Kindergarten Transition: A Parent's Guide to Success (page 2)
Kindergarten classrooms of today hardly resemble those of your childhood memories. Today’s kindergarten classrooms have high expectations for children’s academic achievement, socials skills, and independence. Parents should also have high expectations for their child’s kindergarten program.
Good kindergarten programs:
- Support and encourage all children, regardless of prior preschool experience, culture, language, ability, or disability.
- Use teaching practices that are challenging but appropriate for kindergarten-aged children.
- Encourage children’s enthusiasm about learning.
Provide a balanced curriculum with activities in language arts, mathematics, science, social studies, art, and physical education.
Invite parents to participate in their child’s education.
What can I do to prepare?
Having a child entering kindergarten can be a time of excitement and stress for parents. Planning ahead will make this time less stressful for you and your child. To get ready for your child to enter kindergarten you should:
- Decide which kindergarten program your child will attend.
- Request an enrollment packet from the school—notice the important dates and deadlines.
Schedule an appointment with your child’s pediatrician to make sure that his or her immunizations and health screenings are up-to-date.
Give your child’s current preschool program permission to share documents and information with the new school.
Attend an open house or schedule a tour of your child’s new school before school starts.
Meet your child’s new teacher and share your ideas about your child’s interests, strengths and any areas of concern.
Find out how you can become involved in your child’s classroom, school committees, and the PTA.
What can I do to prepare my child?
Kindergarten will be a time of many changes for your child. He or she will have to adjust to new teachers, new children, new schedules, and routines. Having a successful entry into kindergarten will help your child have a positive attitude about school and learning. To get your child ready for kindergarten, you should:
- Read books about starting kindergarten.
- Talk enthusiastically with your child about starting kindergarten.
Reassure your child’s feelings of anxiety or fear.
Plan for your child to visit his or her new school.
Tell your child about the kinds of work he or she will be doing in kindergarten.
Talk about and practice new routines.
Spend extra time on the first day of school but do not “drag out” saying good-bye.
What should I know about transitioning a preschooler with special needs?
If your child has special needs, you may have additional decisions to make about the length of your child’s school day, different school sites, or program types. It is important to begin working with the school team as early as possible so that everyone, especially your child, feels comfortable with all the changes that will occur. For incoming kindergarteners with special needs, the federal special education law (i.e., the Individuals with Disabilities Education Act) allows the school team to develop either an Individual Family Service Plan (IFSP) or an Individualized Education Plan (IEP). However, no matter which plan your child has, it should be appropriate for a kindergarten-aged child rather than for a preschooler.
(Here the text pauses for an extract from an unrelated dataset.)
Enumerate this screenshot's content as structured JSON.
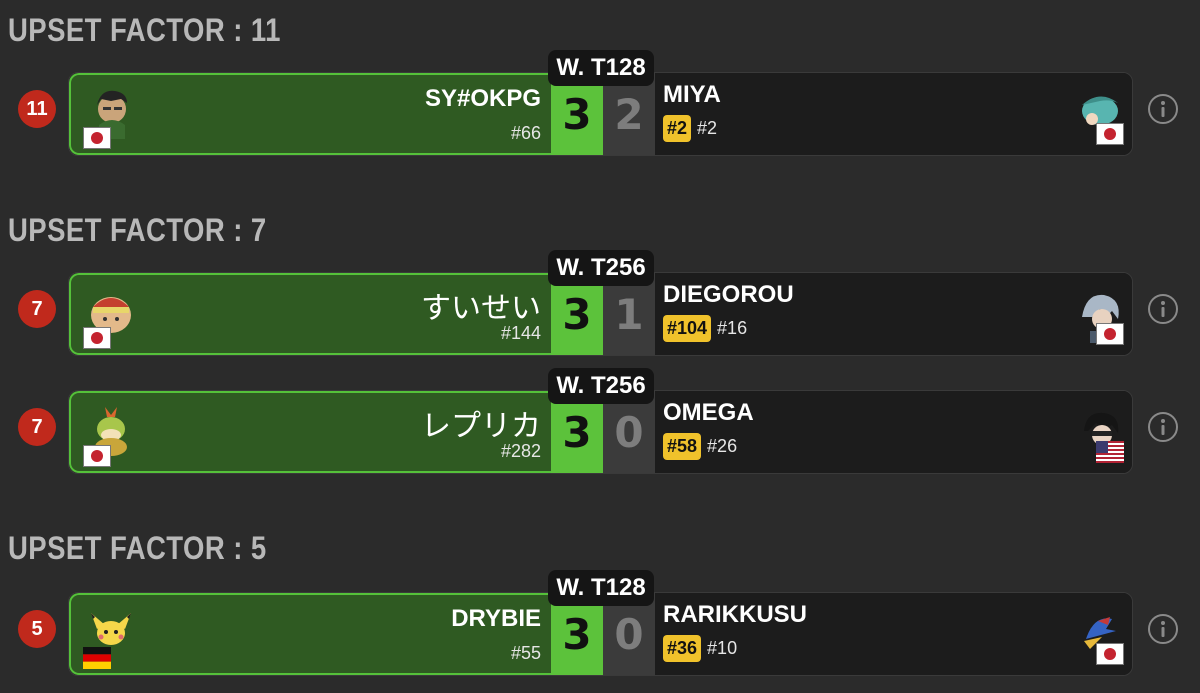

Mrs. Bindergarten Gets Ready for Kindergarten, Joseph Slate, Ashley Wolff.
The Night Before Kindergarten, Natasha Wing, Julie Durrell.
Look Out Kindergarten, Here I Come! Nancy Carlson.
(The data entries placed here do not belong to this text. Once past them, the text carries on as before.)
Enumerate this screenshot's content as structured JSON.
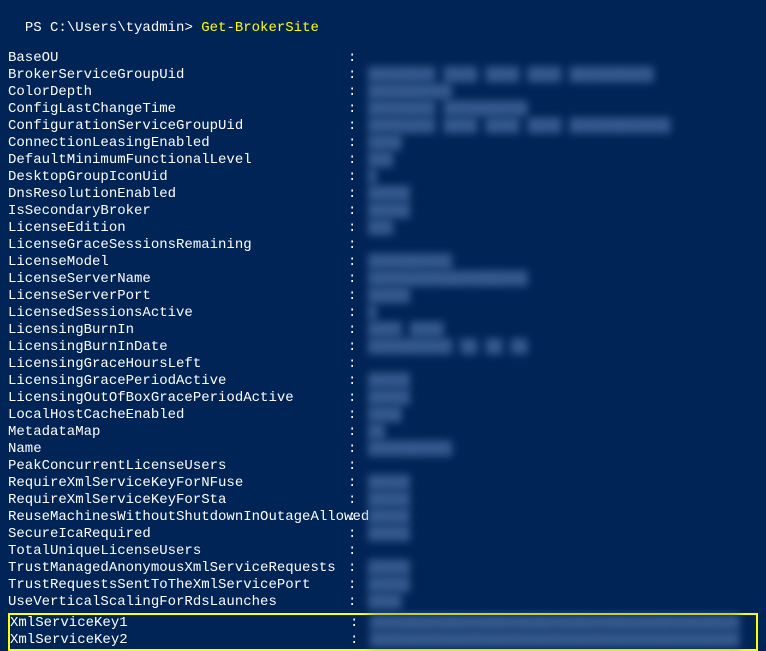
{
  "prompt": {
    "prefix": "PS C:\\Users\\tyadmin> ",
    "command": "Get-BrokerSite"
  },
  "properties": [
    {
      "name": "BaseOU",
      "value": ""
    },
    {
      "name": "BrokerServiceGroupUid",
      "value": "████████ ████ ████ ████ ██████████"
    },
    {
      "name": "ColorDepth",
      "value": "██████████"
    },
    {
      "name": "ConfigLastChangeTime",
      "value": "████████ ██████████"
    },
    {
      "name": "ConfigurationServiceGroupUid",
      "value": "████████ ████ ████ ████ ████████████"
    },
    {
      "name": "ConnectionLeasingEnabled",
      "value": "████"
    },
    {
      "name": "DefaultMinimumFunctionalLevel",
      "value": "███"
    },
    {
      "name": "DesktopGroupIconUid",
      "value": "█"
    },
    {
      "name": "DnsResolutionEnabled",
      "value": "█████"
    },
    {
      "name": "IsSecondaryBroker",
      "value": "█████"
    },
    {
      "name": "LicenseEdition",
      "value": "███"
    },
    {
      "name": "LicenseGraceSessionsRemaining",
      "value": ""
    },
    {
      "name": "LicenseModel",
      "value": "██████████"
    },
    {
      "name": "LicenseServerName",
      "value": "███████████████████"
    },
    {
      "name": "LicenseServerPort",
      "value": "█████"
    },
    {
      "name": "LicensedSessionsActive",
      "value": "█"
    },
    {
      "name": "LicensingBurnIn",
      "value": "████ ████"
    },
    {
      "name": "LicensingBurnInDate",
      "value": "██████████ ██ ██ ██"
    },
    {
      "name": "LicensingGraceHoursLeft",
      "value": ""
    },
    {
      "name": "LicensingGracePeriodActive",
      "value": "█████"
    },
    {
      "name": "LicensingOutOfBoxGracePeriodActive",
      "value": "█████"
    },
    {
      "name": "LocalHostCacheEnabled",
      "value": "████"
    },
    {
      "name": "MetadataMap",
      "value": "██"
    },
    {
      "name": "Name",
      "value": "██████████"
    },
    {
      "name": "PeakConcurrentLicenseUsers",
      "value": ""
    },
    {
      "name": "RequireXmlServiceKeyForNFuse",
      "value": "█████"
    },
    {
      "name": "RequireXmlServiceKeyForSta",
      "value": "█████"
    },
    {
      "name": "ReuseMachinesWithoutShutdownInOutageAllowed",
      "value": "█████"
    },
    {
      "name": "SecureIcaRequired",
      "value": "█████"
    },
    {
      "name": "TotalUniqueLicenseUsers",
      "value": ""
    },
    {
      "name": "TrustManagedAnonymousXmlServiceRequests",
      "value": "█████"
    },
    {
      "name": "TrustRequestsSentToTheXmlServicePort",
      "value": "█████"
    },
    {
      "name": "UseVerticalScalingForRdsLaunches",
      "value": "████"
    }
  ],
  "highlighted": [
    {
      "name": "XmlServiceKey1",
      "value": "████████████████████████████████████████████"
    },
    {
      "name": "XmlServiceKey2",
      "value": "████████████████████████████████████████████"
    }
  ]
}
What Do We Say? What Do We Do? Vital Solutions for Children's Educational Success and Creating Positive Home School Connections, Dorothy Rich.
Top 10 Signs of a Good Kindergarten
Tools You Can Use
National Education Association
- Kindergarten Sight Words List
- Signs Your Child Might Have Asperger's Syndrome
- Coats and Car Seats: A Lethal Combination?
- Child Development Theories
- GED Math Practice Test 1
- Graduation Inspiration: Top 10 Graduation Quotes
- The Homework Debate
- First Grade Sight Words List
- 10 Fun Activities for Children with Autism
- Social Cognitive Theory